WHAT YOU HAVE TO DO: Repeat the records exactly. Every line must match.

-----

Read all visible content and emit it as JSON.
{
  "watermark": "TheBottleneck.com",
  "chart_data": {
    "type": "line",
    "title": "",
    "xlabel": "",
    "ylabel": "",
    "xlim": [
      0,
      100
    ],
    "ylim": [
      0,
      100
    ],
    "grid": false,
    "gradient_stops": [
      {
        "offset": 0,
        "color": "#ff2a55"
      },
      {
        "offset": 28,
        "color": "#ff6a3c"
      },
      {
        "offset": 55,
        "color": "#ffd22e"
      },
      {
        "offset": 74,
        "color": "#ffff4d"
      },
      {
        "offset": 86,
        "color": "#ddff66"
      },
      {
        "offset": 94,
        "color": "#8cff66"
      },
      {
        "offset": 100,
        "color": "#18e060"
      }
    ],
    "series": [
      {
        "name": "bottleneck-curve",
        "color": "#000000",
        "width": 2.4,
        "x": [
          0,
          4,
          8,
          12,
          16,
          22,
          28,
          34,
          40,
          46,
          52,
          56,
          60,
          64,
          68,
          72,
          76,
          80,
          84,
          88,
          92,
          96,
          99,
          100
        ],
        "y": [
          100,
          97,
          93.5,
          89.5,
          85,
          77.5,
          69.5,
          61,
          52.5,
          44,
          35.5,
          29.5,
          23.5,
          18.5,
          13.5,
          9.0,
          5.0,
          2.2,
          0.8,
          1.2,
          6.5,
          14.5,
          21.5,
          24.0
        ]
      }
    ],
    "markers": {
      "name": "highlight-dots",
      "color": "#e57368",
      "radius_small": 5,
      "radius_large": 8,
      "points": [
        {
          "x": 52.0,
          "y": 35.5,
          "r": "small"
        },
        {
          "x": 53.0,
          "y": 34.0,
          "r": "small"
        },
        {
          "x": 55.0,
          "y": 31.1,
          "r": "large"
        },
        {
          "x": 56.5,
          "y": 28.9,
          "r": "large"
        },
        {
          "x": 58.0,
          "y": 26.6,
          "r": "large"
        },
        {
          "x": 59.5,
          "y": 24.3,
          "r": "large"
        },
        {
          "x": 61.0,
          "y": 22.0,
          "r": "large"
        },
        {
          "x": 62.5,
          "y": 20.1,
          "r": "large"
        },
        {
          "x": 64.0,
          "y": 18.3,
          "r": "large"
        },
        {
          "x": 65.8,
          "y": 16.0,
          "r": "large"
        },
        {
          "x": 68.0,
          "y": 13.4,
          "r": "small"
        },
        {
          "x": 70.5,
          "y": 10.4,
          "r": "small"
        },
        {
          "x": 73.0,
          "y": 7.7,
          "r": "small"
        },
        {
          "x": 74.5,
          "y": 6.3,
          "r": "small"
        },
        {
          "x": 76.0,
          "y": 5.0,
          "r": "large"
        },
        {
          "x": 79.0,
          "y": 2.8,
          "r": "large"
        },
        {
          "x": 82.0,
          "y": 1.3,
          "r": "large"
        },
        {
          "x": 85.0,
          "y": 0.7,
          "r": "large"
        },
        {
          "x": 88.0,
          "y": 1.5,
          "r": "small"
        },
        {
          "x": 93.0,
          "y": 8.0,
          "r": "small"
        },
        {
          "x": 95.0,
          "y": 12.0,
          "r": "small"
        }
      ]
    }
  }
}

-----

WRITTEN ANSWER:
Read all visible content and emit it as JSON.
{
  "watermark": "TheBottleneck.com",
  "chart_data": {
    "type": "line",
    "title": "",
    "xlabel": "",
    "ylabel": "",
    "xlim": [
      0,
      100
    ],
    "ylim": [
      0,
      100
    ],
    "grid": false,
    "gradient_stops": [
      {
        "offset": 0,
        "color": "#ff2a55"
      },
      {
        "offset": 28,
        "color": "#ff6a3c"
      },
      {
        "offset": 55,
        "color": "#ffd22e"
      },
      {
        "offset": 74,
        "color": "#ffff4d"
      },
      {
        "offset": 86,
        "color": "#ddff66"
      },
      {
        "offset": 94,
        "color": "#8cff66"
      },
      {
        "offset": 100,
        "color": "#18e060"
      }
    ],
    "series": [
      {
        "name": "bottleneck-curve",
        "color": "#000000",
        "width": 2.4,
        "x": [
          0,
          4,
          8,
          12,
          16,
          22,
          28,
          34,
          40,
          46,
          52,
          56,
          60,
          64,
          68,
          72,
          76,
          80,
          84,
          88,
          92,
          96,
          99,
          100
        ],
        "y": [
          100,
          97,
          93.5,
          89.5,
          85,
          77.5,
          69.5,
          61,
          52.5,
          44,
          35.5,
          29.5,
          23.5,
          18.5,
          13.5,
          9.0,
          5.0,
          2.2,
          0.8,
          1.2,
          6.5,
          14.5,
          21.5,
          24.0
        ]
      }
    ],
    "markers": {
      "name": "highlight-dots",
      "color": "#e57368",
      "radius_small": 5,
      "radius_large": 8,
      "points": [
        {
          "x": 52.0,
          "y": 35.5,
          "r": "small"
        },
        {
          "x": 53.0,
          "y": 34.0,
          "r": "small"
        },
        {
          "x": 55.0,
          "y": 31.1,
          "r": "large"
        },
        {
          "x": 56.5,
          "y": 28.9,
          "r": "large"
        },
        {
          "x": 58.0,
          "y": 26.6,
          "r": "large"
        },
        {
          "x": 59.5,
          "y": 24.3,
          "r": "large"
        },
        {
          "x": 61.0,
          "y": 22.0,
          "r": "large"
        },
        {
          "x": 62.5,
          "y": 20.1,
          "r": "large"
        },
        {
          "x": 64.0,
          "y": 18.3,
          "r": "large"
        },
        {
          "x": 65.8,
          "y": 16.0,
          "r": "large"
        },
        {
          "x": 68.0,
          "y": 13.4,
          "r": "small"
        },
        {
          "x": 70.5,
          "y": 10.4,
          "r": "small"
        },
        {
          "x": 73.0,
          "y": 7.7,
          "r": "small"
        },
        {
          "x": 74.5,
          "y": 6.3,
          "r": "small"
        },
        {
          "x": 76.0,
          "y": 5.0,
          "r": "large"
        },
        {
          "x": 79.0,
          "y": 2.8,
          "r": "large"
        },
        {
          "x": 82.0,
          "y": 1.3,
          "r": "large"
        },
        {
          "x": 85.0,
          "y": 0.7,
          "r": "large"
        },
        {
          "x": 88.0,
          "y": 1.5,
          "r": "small"
        },
        {
          "x": 93.0,
          "y": 8.0,
          "r": "small"
        },
        {
          "x": 95.0,
          "y": 12.0,
          "r": "small"
        }
      ]
    }
  }
}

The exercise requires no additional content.